For two thousand years prior, Jerusalem had become a spiritual-beacon in the soul of an exiled people, the Jewish Diaspora, and it fueled our collective desire to return to Zion in freedom and self-determination. “If I forget thee, O Jerusalem”, recounts the famous Psalm 137, “let my right hand forget its own strength”. To this day, Jews praying anywhere in the Diaspora turn Eastward to face Jerusalem. Jews praying inside Jerusalem turn to face the Temple Mount. And on Friday, we will recognise 56 years of Jews not only being able to turn, but physically to be, at the very place towards which they pray.
The importance and ongoing centrality of a unified Jerusalem to the Jewish people should never be underestimated or forgotten, nor should we ever allow enemies of our faith to destroy that unbreakable connection. Jerusalem has never been the capital of any other nation besides the Jews, going back three-thousand years to when King David established the city as the united capital of Israel. Jewish scripture has over 72 names for Jerusalem in Hebrew, including Ir Ha’Elohim, Ir Ha’Emet, Kiriyah Aliza and Kiryah Ne’emanah. The Tanakh references Jerusalem, or its alternate Hebrew name ‘Zion’, over 800 times.

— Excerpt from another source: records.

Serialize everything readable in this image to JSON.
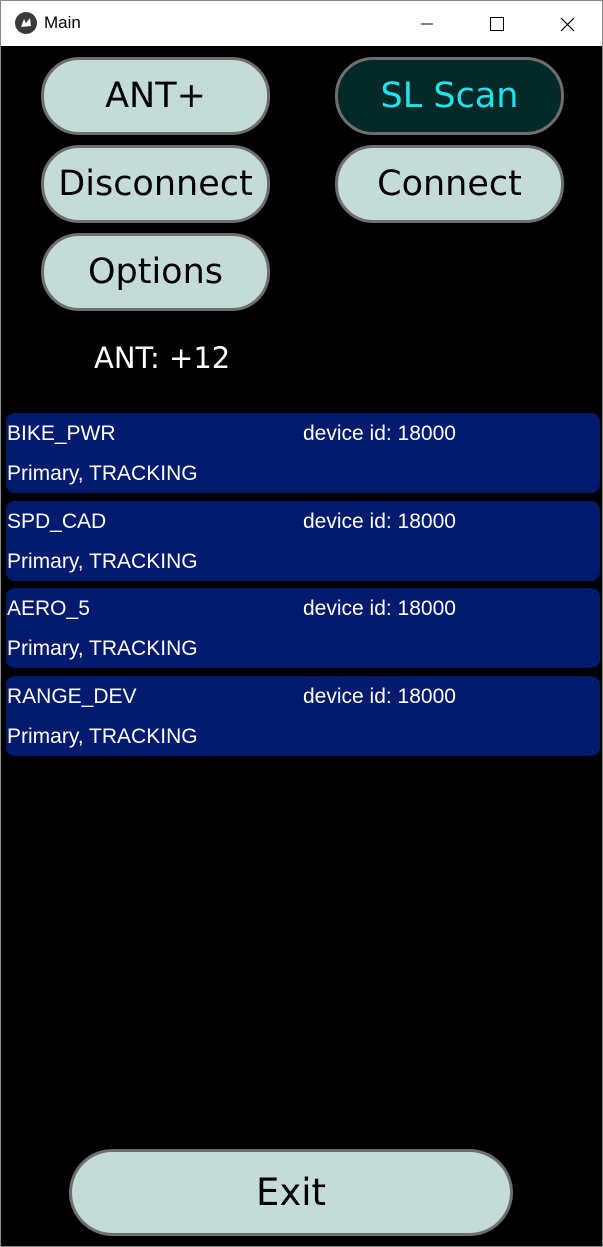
{
  "window": {
    "title": "Main",
    "icon": "kivy-app-icon",
    "controls": [
      "minimize-icon",
      "maximize-icon",
      "close-icon"
    ]
  },
  "buttons": {
    "ant_plus": "ANT+",
    "sl_scan": "SL Scan",
    "disconnect": "Disconnect",
    "connect": "Connect",
    "options": "Options",
    "exit": "Exit"
  },
  "status": {
    "text": "ANT: +12"
  },
  "devices": [
    {
      "name": "BIKE_PWR",
      "device_id": "device id: 18000",
      "state": "Primary, TRACKING"
    },
    {
      "name": "SPD_CAD",
      "device_id": "device id: 18000",
      "state": "Primary, TRACKING"
    },
    {
      "name": "AERO_5",
      "device_id": "device id: 18000",
      "state": "Primary, TRACKING"
    },
    {
      "name": "RANGE_DEV",
      "device_id": "device id: 18000",
      "state": "Primary, TRACKING"
    }
  ],
  "colors": {
    "button_bg": "#c4dbd8",
    "button_active_bg": "#022828",
    "button_active_text": "#1fe3ee",
    "device_row_bg": "#001a6e",
    "background": "#000000"
  }
}
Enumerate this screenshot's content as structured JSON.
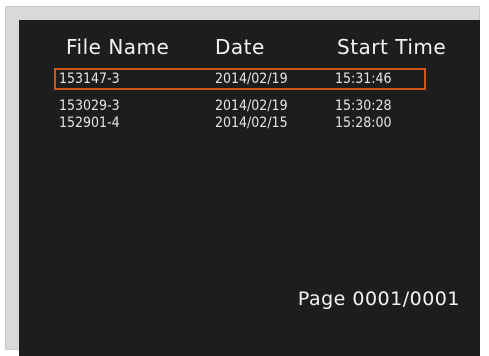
{
  "header": {
    "file_name": "File Name",
    "date": "Date",
    "start_time": "Start Time"
  },
  "rows": [
    {
      "file_name": "153147-3",
      "date": "2014/02/19",
      "start_time": "15:31:46",
      "selected": true
    },
    {
      "file_name": "153029-3",
      "date": "2014/02/19",
      "start_time": "15:30:28",
      "selected": false
    },
    {
      "file_name": "152901-4",
      "date": "2014/02/15",
      "start_time": "15:28:00",
      "selected": false
    }
  ],
  "pagination": {
    "label": "Page 0001/0001"
  },
  "colors": {
    "background": "#1d1d1d",
    "text": "#f2f2f2",
    "selection_border": "#d0551f"
  }
}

In comparison, while there are 16 Arabic names for Jerusalem, not one of these are mentioned in the Koran, even though some have said that a more recent 12th century passage refers to the city. Almost daily, archeological findings of Jewish artefacts in or around Jerusalem prove over and over again the many thousand year connection between Jewish people and our Holy City. At the end of the Pesach Seder, and at the end of the Ne’ila service on Yom Kippur, over millennia, we say “L’Shana Haba’ah B’Yerushalayim”, (Next Year in Jerusalem). Even at the point of our highest joy, when we break the glass when getting married, we recall the destruction of the Temple in Jerusalem and remember the same Psalm as above to keep “Jerusalem in memory even at the happiest hour.”
Jewish South Africans have our executive capital in Pretoria, our judicial capital in Bloemfontein and legislative capital in Cape Town. However, our spiritual and religious capital is and always will be Yerushalayim. While we may be physically separate from her right now, she exists in our heart of hearts as the whole and undivided city that connects us every day to the core of our faith. And as people of the Jewish faith, we must continue to allow non-Jewish people the dignity that they have historically denied us: the ability to exist and to pray freely in our city and land.
I recall the words of Defense Minister Moshe Dayan who said shortly after recapturing the city, “To our Arab neighbours, Israel extends the hand of peace and to all peoples of all faiths, we guarantee full freedom of worship. We’ve not come to conquer the holy places of others but to live with others in harmony”.
With that, may Jerusalem remain forever indivisible, may we all find an opportunity to return to Zion spiritually or physically, never to part from her again. And may she be a city of peace, love and joy for all who live there.
Rowan Polovin is the National Chairman of the South African Zionist Federation